=== GOAL OF THE EXERCISE ===
Search the listing below for the string "prefix" and show each line that contains it.

────

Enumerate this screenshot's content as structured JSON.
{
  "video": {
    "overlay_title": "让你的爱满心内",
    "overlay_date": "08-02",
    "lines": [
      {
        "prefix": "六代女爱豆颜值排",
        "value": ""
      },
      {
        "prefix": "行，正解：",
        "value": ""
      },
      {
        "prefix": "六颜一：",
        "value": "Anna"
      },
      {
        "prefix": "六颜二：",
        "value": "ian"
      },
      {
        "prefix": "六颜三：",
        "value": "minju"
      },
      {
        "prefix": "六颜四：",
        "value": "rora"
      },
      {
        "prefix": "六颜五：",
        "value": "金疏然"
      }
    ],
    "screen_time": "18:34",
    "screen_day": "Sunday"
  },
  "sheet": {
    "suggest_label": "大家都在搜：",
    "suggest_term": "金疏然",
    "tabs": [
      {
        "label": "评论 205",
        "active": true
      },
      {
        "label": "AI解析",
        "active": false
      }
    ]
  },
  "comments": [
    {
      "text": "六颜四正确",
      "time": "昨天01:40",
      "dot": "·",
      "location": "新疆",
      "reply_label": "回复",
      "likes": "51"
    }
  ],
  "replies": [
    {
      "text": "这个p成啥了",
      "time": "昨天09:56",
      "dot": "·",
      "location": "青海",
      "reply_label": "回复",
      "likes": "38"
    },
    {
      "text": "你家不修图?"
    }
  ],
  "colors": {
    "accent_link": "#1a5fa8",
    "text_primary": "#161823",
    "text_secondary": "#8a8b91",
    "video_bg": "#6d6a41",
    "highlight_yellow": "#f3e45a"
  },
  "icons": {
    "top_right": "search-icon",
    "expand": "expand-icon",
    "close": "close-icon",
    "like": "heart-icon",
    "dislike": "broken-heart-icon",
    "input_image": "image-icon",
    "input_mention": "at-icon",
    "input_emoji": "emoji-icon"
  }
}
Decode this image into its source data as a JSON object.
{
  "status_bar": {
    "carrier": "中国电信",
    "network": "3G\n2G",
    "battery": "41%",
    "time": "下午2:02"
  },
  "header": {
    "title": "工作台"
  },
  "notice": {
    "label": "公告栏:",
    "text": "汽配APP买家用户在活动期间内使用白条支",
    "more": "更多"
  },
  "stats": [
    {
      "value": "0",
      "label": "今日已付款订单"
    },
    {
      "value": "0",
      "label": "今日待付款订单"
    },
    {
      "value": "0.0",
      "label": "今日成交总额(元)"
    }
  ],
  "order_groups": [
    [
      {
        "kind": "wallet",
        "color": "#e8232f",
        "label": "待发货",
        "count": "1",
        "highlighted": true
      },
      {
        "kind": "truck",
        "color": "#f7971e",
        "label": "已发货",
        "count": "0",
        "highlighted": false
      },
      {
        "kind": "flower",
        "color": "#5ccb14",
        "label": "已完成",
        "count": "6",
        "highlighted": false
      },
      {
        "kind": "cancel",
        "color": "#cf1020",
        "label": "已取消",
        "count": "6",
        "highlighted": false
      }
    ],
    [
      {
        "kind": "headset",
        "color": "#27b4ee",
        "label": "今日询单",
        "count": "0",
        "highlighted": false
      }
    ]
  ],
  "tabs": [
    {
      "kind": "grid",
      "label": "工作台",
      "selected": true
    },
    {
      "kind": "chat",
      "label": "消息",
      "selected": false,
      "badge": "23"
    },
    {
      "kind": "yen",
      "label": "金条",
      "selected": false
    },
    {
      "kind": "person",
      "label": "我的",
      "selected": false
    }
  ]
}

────

=== RESULT OF THIS EXERCISE ===
        "prefix": "六代女爱豆颜值排",
        "prefix": "行，正解：",
        "prefix": "六颜一：",
        "prefix": "六颜二：",
        "prefix": "六颜三：",
        "prefix": "六颜四：",
        "prefix": "六颜五：",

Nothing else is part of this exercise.